Communication - Bulk email tools to help your administrators send reminders and responses. Use form letters, a message center, and much more!Management - Search tools, duplicate people management, editing tools, submission transfers, many tools to manage a variety of conference management headaches!
Click here for more information.

Association:
Name: 4S Annual Meeting - Abstract and Session Submissions
URL:
http://www.4sonline.org


Citation:
URL: http://citation.allacademic.com/meta/p517614_index.html
Direct Link:
HTML Code:

MLA Citation:

Guzik, Keith. "Una Cosa Segura? The Role of Security Technologies in Mexico’s War on Crime" Paper presented at the annual meeting of the 4S Annual Meeting - Abstract and Session Submissions, Crowne Plaza Cleveland City Center Hotel, Cleveland, OH, <Not Available>. 2014-11-25 <http://citation.allacademic.com/meta/p517614_index.html>

APA Citation:

Guzik, K. "Una Cosa Segura? The Role of Security Technologies in Mexico’s War on Crime" Paper presented at the annual meeting of the 4S Annual Meeting - Abstract and Session Submissions, Crowne Plaza Cleveland City Center Hotel, Cleveland, OH <Not Available>. 2014-11-25 from http://citation.allacademic.com/meta/p517614_index.html

Publication Type: Abstract
Abstract: Security, whether from crime, ecological catastrophe, or illness, has emerged as a central concern of societies across the globe. In response, governments have enrolled technologies—closed-circuit television (CCTV), data mining programs, digital monitoring systems, and so forth—in attempts to manage risk and prevent harms from occurring. In Mexico, President Felipe Calderon has made security the centerpiece of his administration and employed a range of technologies— advanced military weaponry, an integrated, national-level database, biometrics, etc.— in an effort to disrupt the activities of drug cartels and other organized criminals. Using official documents, newspaper articles, and interviews with ordinary people, this paper reviews 3 security programs currently being utilized in Mexico: the National Registry of Mobile Telephone Users (RENAUT), the Citizens Identity Card (CEDI), and the National Vehicle Registry (REPUVE). While data collection on these programs remains ongoing, the paper argues that whereas security technologies function in the global North to ‘own the future’ by predicting risks and preventing harm, these technologies in Mexico are very much tuned to winning the present by identifying extant elements of harm (be they people or things) and working towards their elimination. As well, through the introduction of security technologies, Mexico is witnessing the creation of an advanced technological apparatus, embedded in the heart of the state, that is colonizing governance from an older, more corrupt, and more human state bureaucracy. Despite the dystopic tones that such a project might entail, it is left to determine how ordinary people evaluate and engage with this emergent order.

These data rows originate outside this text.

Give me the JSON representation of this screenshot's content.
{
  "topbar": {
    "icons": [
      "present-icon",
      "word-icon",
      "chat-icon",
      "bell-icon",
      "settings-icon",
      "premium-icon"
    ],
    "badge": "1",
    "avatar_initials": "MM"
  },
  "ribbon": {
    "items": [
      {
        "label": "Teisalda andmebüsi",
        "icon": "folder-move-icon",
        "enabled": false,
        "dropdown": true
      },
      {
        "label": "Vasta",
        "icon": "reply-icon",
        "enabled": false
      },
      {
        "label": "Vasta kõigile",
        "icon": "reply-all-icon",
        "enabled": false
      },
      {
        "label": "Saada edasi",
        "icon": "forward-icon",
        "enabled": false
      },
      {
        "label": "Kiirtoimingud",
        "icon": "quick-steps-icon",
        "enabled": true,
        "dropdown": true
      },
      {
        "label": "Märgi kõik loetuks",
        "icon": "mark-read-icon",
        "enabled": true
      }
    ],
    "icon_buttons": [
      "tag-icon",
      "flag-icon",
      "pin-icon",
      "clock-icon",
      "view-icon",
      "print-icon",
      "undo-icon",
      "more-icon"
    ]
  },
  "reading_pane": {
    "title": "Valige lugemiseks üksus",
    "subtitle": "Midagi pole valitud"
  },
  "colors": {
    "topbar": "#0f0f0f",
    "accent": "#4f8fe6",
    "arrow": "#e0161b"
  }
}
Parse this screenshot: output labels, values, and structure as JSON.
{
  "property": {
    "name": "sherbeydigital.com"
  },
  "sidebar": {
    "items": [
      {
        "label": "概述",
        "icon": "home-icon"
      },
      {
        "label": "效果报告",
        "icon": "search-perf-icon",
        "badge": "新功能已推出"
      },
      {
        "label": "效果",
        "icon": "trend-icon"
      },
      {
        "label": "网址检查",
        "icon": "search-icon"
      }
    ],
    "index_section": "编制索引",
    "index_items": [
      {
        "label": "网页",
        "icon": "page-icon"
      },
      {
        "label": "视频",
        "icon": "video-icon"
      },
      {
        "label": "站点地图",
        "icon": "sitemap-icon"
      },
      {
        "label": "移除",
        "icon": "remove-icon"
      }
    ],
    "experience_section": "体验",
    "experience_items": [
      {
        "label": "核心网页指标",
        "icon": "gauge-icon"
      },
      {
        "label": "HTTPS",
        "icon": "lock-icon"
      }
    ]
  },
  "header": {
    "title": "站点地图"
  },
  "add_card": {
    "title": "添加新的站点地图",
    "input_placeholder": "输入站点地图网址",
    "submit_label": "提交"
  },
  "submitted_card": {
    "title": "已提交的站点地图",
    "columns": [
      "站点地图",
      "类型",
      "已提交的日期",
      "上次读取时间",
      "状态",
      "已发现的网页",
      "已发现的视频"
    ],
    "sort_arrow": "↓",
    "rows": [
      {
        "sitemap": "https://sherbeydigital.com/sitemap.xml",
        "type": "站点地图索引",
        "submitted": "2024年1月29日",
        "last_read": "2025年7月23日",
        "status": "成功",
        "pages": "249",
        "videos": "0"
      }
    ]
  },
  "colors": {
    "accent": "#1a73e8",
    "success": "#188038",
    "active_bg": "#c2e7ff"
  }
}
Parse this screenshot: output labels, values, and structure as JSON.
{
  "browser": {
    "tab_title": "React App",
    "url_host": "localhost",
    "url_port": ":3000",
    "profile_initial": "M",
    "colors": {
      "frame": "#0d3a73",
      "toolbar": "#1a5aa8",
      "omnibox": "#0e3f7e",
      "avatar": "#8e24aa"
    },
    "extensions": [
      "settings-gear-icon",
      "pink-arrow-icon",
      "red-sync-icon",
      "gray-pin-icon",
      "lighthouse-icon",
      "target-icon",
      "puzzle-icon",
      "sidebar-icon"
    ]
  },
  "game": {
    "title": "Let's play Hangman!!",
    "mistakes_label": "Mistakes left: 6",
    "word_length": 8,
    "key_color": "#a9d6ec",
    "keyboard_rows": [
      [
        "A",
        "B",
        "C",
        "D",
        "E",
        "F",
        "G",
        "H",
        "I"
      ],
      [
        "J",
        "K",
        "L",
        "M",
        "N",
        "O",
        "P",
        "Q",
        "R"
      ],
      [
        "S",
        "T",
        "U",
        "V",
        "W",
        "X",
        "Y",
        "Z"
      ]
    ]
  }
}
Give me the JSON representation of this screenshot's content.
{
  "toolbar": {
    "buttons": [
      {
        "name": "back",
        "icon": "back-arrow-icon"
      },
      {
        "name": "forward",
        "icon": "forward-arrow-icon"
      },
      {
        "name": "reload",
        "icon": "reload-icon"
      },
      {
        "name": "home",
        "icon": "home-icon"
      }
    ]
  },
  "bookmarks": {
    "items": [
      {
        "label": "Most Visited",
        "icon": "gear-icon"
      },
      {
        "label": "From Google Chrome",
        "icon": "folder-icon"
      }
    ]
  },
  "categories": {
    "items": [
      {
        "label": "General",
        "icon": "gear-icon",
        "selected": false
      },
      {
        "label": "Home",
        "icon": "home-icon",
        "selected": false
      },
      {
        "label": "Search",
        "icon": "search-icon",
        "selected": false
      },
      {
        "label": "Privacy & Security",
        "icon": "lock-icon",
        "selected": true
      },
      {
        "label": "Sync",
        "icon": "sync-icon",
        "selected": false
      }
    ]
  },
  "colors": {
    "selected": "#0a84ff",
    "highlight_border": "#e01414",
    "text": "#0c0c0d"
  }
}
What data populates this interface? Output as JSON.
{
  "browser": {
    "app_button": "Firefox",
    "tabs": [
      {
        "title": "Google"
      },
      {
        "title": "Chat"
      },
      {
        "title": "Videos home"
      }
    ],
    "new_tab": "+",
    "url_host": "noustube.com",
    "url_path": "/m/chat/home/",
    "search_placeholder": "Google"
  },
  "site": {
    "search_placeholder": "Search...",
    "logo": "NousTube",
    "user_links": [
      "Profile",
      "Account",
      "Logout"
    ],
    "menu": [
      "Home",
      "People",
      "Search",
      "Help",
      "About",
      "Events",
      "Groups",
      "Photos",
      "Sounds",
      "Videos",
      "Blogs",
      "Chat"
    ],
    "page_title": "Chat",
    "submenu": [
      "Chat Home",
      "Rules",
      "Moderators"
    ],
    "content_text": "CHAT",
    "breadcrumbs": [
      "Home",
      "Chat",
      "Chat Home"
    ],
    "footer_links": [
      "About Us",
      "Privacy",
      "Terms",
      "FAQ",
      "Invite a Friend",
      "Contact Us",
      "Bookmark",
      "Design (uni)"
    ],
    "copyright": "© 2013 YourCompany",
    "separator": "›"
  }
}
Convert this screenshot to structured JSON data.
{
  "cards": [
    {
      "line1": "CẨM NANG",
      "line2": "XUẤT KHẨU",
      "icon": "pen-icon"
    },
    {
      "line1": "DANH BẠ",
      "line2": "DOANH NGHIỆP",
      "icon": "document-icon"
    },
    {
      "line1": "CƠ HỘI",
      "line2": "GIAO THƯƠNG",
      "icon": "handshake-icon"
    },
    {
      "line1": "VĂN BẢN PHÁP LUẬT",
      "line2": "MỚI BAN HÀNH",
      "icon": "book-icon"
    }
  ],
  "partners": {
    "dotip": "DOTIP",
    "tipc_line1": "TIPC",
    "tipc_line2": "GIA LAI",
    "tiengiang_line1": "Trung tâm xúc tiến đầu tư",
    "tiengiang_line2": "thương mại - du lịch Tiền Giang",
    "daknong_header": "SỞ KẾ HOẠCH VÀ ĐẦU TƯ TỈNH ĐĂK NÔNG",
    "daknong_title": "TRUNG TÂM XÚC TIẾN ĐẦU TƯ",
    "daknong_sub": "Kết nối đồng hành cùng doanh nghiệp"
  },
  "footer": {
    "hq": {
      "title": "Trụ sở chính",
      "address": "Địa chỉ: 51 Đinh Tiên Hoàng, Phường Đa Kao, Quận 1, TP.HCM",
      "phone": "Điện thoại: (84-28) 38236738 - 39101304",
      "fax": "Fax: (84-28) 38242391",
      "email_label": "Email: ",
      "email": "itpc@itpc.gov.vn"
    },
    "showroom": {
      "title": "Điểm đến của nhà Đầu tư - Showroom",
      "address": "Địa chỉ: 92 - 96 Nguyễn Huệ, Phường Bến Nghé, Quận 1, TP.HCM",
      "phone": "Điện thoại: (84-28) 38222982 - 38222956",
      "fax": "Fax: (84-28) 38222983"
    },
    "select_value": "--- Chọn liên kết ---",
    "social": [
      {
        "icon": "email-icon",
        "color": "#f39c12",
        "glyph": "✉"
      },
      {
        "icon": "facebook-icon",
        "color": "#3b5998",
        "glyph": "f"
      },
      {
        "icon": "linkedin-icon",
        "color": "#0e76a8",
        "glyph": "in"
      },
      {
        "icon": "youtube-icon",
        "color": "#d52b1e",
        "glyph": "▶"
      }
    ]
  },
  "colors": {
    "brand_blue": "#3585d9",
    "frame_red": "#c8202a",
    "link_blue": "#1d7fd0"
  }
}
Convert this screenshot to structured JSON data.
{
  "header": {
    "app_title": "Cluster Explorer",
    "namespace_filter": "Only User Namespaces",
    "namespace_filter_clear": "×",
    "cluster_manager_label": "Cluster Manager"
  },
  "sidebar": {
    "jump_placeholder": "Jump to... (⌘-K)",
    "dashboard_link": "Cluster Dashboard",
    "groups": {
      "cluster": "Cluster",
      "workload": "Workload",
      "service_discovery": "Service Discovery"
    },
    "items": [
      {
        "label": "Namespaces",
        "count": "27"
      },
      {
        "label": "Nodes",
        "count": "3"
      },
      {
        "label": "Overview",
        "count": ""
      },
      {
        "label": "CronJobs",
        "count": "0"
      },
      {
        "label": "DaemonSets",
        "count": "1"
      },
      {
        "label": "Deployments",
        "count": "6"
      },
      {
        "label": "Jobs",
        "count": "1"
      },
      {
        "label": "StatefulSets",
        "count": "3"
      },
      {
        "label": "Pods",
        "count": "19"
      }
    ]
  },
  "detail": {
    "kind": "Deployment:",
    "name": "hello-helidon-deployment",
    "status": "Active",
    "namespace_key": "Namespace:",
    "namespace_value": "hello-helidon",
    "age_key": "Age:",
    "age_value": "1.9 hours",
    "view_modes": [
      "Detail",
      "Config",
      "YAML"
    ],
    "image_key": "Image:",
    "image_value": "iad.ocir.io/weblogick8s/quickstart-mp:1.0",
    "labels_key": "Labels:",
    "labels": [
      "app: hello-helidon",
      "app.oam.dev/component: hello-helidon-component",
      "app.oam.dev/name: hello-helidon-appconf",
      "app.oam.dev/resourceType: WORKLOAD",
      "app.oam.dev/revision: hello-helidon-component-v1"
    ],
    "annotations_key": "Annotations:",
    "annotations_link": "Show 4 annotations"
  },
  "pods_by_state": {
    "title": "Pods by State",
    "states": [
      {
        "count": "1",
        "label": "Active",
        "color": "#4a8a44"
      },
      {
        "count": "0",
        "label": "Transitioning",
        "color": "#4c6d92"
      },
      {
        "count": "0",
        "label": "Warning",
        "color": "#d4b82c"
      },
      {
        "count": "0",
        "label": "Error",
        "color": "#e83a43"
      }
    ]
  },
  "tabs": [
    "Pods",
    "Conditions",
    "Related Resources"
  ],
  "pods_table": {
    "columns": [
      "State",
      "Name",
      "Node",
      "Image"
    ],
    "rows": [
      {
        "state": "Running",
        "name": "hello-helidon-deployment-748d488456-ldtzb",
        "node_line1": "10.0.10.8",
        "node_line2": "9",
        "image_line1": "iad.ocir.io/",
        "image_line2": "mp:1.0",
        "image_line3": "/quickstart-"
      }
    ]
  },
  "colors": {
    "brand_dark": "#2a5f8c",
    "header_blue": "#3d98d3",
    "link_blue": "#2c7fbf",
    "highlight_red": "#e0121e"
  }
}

Similar Titles:
Security a la Mexicana: Crime, Security, and Emergent Governmentalities in Contemporary Mexico

Una Cosa Segura? Technological Artifacts and the Enforcement of Security in Mexico’s War on Crime

Redefining the Policy Context of Relations between Mexico and the United States. The Role of Security


 
All Academic, Inc. is your premier source for research and conference management. Visit our website, www.allacademic.com, to see how we can help you today.